The second is designing software so it incorporates good, basic security practices wherever possible. Part of this effort goes towards coaxing users into good habits—like requiring complex passwords. And the rest of it guards against common problems, attacks, and disasters—things like modern browser support, SSL encryption, regular backups, active monitoring, password-hashing. These measures are written into Populi's DNA, as it were, but you'd be amazed how much enterprise software ignores some of these basic things.

The third, and most important—because it can undo all of a developer's work in a matter of seconds—is for users to develop good habits themselves. A developer can require a complex password, encrypt the transmission, and run it through a hashing algorithm... but if a user goes and sticks their password to their monitor, well, why bother with secure passwords? If someone leaves for a lunch break with their account open on a public computer, why restrict access to login info? If someone sends sensitive spreadsheets to their personal email to work on them from home, why build a web-based application?
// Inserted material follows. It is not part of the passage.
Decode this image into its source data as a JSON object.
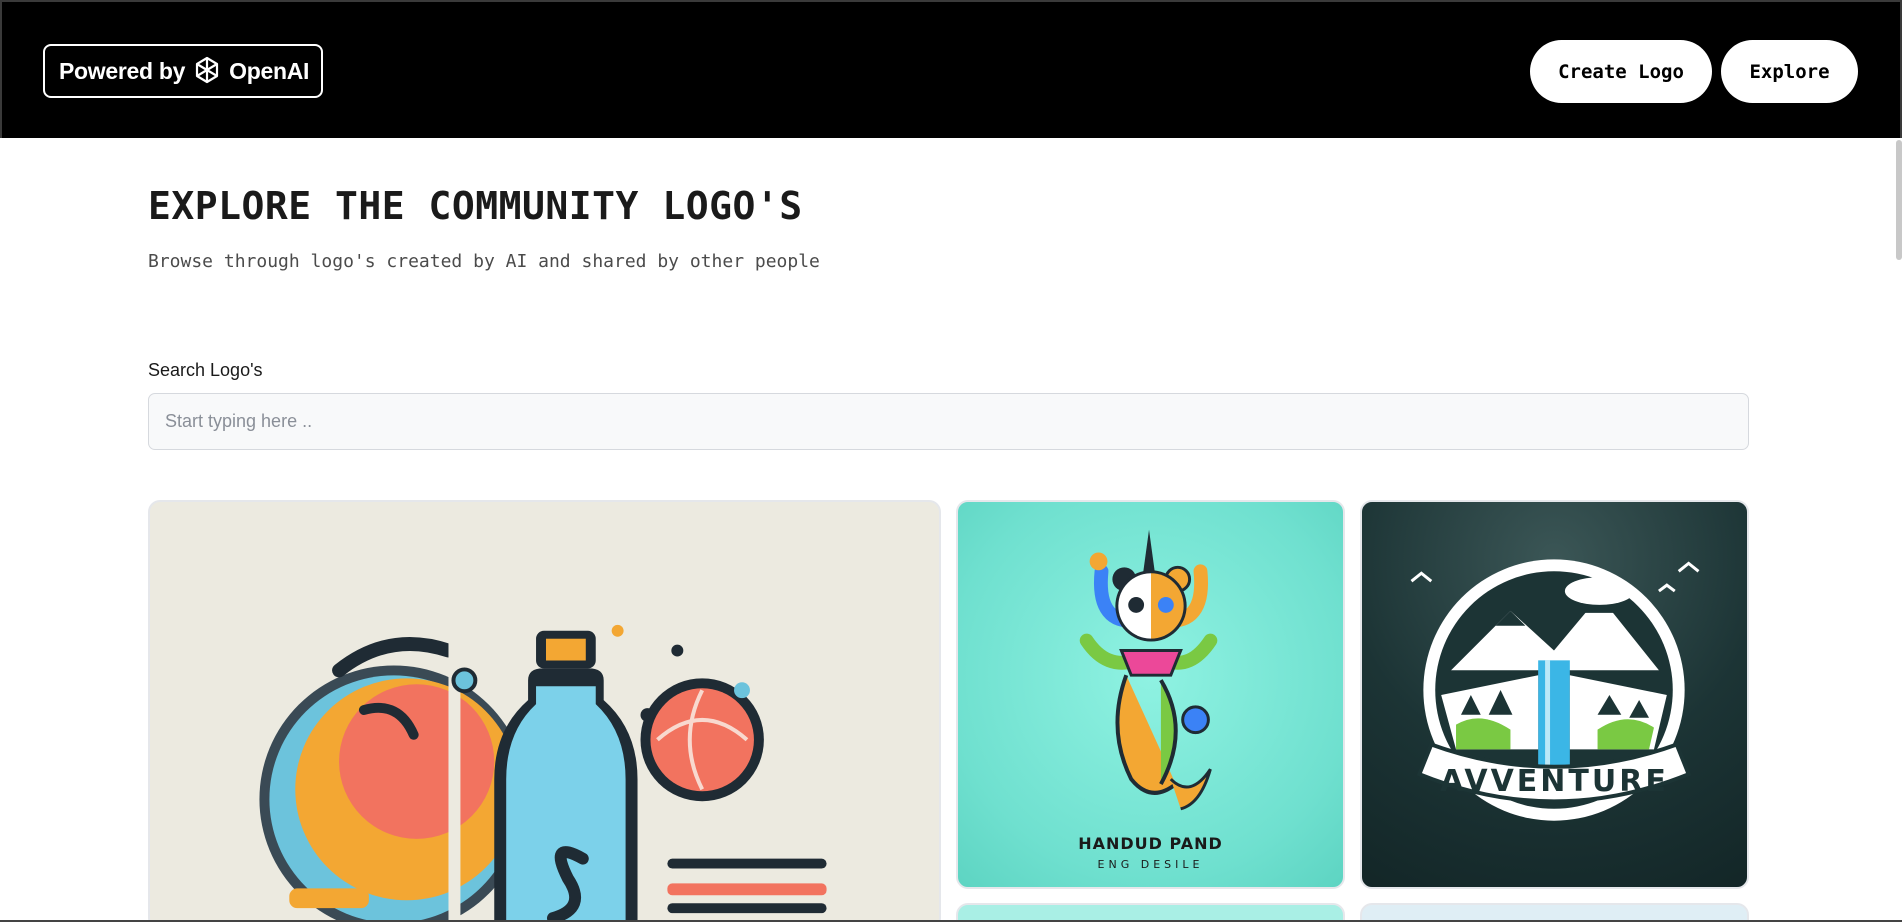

The University of Nebraska's experience underscores that security technology, while certainly useful and worth the investment, almost pales in importance to how much your people's software habits matter. That seems to be the one constant in software security, and there's no sign of that changing. We like to think that we run a realistic, open-eyed company here. We’reivacy of the sensitive data we help you manage will still rise and fall on the vigilance and habits of our users.